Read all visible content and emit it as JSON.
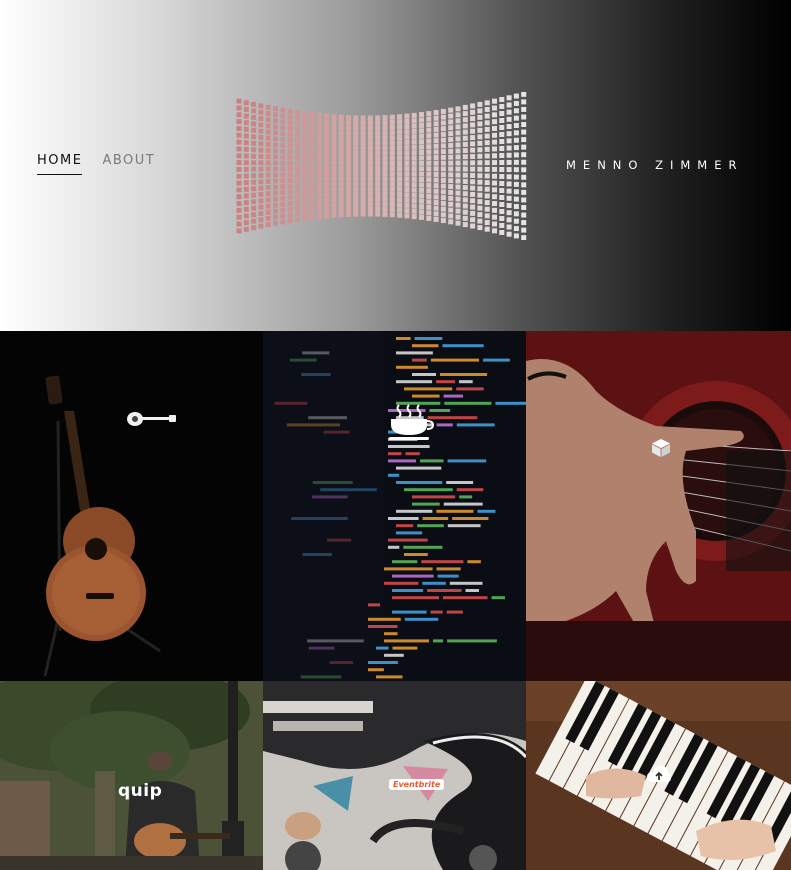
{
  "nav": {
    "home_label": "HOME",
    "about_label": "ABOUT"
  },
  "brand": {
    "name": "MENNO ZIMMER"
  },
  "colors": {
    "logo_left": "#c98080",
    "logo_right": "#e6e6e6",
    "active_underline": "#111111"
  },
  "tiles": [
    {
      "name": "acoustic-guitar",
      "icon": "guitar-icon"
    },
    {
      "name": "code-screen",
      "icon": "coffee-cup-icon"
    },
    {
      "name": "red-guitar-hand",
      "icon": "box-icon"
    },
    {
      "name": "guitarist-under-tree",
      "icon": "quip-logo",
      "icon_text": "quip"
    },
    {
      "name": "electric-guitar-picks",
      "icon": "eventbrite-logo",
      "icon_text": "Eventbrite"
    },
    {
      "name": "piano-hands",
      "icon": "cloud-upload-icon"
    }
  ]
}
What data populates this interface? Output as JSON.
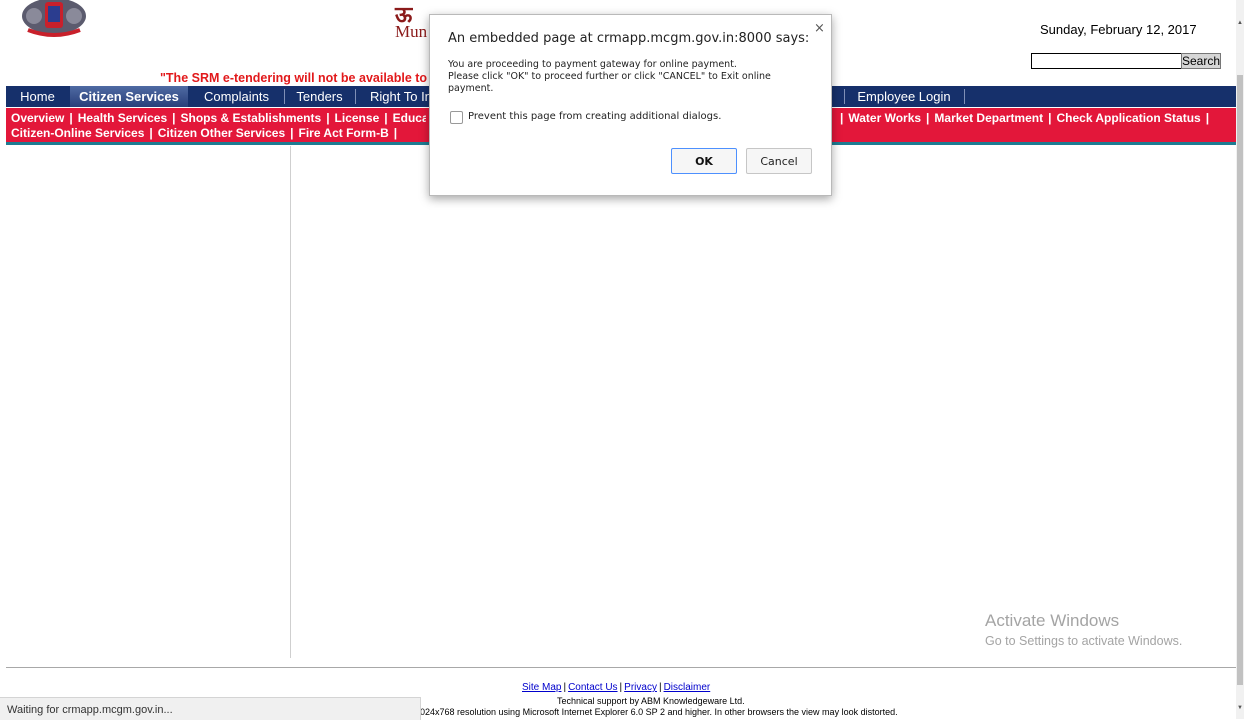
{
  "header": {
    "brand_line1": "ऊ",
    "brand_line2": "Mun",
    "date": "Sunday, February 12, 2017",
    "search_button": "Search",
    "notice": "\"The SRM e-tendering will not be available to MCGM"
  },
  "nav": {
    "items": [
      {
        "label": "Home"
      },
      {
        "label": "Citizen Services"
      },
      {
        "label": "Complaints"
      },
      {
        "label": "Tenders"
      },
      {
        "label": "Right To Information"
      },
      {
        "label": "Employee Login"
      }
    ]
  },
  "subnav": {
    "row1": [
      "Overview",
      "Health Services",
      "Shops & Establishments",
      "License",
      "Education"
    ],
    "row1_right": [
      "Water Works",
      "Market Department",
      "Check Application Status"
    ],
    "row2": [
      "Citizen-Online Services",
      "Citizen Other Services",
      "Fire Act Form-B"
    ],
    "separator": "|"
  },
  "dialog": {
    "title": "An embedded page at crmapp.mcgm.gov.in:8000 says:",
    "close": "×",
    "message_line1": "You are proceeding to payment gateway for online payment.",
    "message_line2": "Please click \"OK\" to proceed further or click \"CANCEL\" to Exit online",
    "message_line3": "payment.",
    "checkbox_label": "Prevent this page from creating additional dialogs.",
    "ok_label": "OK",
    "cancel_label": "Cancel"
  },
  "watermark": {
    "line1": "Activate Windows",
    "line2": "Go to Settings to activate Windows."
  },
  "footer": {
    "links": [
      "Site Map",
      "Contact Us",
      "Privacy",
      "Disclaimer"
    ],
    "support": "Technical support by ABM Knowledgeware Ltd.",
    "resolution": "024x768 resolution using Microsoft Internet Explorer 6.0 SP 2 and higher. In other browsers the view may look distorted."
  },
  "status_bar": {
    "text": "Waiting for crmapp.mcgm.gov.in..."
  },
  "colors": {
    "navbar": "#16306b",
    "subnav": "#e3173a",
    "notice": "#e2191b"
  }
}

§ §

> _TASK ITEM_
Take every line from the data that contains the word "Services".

> _EXERCISE RESPONSE_
        "label": "Citizen Services"
      "Health Services",
      "Citizen-Online Services",
      "Citizen Other Services",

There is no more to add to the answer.